(Dataset entries)
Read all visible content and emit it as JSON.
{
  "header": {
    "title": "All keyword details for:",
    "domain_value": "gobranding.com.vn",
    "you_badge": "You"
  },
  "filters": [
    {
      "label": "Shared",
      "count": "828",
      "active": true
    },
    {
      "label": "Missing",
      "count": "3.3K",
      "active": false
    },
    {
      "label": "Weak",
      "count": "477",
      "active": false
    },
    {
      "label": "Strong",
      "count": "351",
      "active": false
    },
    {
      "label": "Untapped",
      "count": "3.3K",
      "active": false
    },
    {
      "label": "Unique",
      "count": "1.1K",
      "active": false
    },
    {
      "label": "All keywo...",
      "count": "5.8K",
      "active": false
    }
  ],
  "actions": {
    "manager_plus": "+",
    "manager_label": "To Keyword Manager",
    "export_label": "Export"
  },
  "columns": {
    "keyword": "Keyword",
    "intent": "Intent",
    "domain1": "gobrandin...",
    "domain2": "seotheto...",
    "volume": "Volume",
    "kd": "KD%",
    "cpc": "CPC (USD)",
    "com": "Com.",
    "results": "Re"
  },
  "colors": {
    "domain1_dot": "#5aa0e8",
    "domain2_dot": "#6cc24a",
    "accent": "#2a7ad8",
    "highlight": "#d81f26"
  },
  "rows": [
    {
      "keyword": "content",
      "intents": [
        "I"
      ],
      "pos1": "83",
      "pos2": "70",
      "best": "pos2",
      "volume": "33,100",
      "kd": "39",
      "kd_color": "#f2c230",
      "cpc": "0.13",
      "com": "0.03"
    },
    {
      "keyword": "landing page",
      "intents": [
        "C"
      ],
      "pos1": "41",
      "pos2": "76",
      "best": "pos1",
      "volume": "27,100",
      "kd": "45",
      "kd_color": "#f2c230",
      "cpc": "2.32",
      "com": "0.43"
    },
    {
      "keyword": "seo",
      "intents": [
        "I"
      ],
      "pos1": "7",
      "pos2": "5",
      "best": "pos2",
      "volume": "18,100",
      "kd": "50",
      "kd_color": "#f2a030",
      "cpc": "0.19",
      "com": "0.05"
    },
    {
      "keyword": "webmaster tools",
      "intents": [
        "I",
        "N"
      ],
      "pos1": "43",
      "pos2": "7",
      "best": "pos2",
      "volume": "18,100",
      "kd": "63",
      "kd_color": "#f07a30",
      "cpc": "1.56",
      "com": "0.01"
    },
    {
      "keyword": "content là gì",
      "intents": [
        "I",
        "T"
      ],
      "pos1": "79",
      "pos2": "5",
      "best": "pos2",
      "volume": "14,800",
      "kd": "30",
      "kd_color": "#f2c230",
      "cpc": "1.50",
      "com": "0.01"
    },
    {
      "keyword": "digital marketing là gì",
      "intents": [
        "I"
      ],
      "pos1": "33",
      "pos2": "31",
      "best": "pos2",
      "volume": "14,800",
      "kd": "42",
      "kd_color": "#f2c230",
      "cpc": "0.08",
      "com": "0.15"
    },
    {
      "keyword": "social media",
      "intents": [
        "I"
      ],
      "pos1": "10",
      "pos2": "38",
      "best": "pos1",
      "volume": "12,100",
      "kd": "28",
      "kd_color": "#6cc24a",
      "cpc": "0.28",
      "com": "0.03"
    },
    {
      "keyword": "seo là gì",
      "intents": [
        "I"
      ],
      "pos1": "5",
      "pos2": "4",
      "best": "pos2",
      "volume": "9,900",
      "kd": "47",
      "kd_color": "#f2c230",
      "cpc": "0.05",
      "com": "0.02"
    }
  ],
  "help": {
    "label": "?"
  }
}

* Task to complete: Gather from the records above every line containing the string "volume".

* Written solution:
    "volume": "Volume",
      "volume": "33,100",
      "volume": "27,100",
      "volume": "18,100",
      "volume": "18,100",
      "volume": "14,800",
      "volume": "14,800",
      "volume": "12,100",
      "volume": "9,900",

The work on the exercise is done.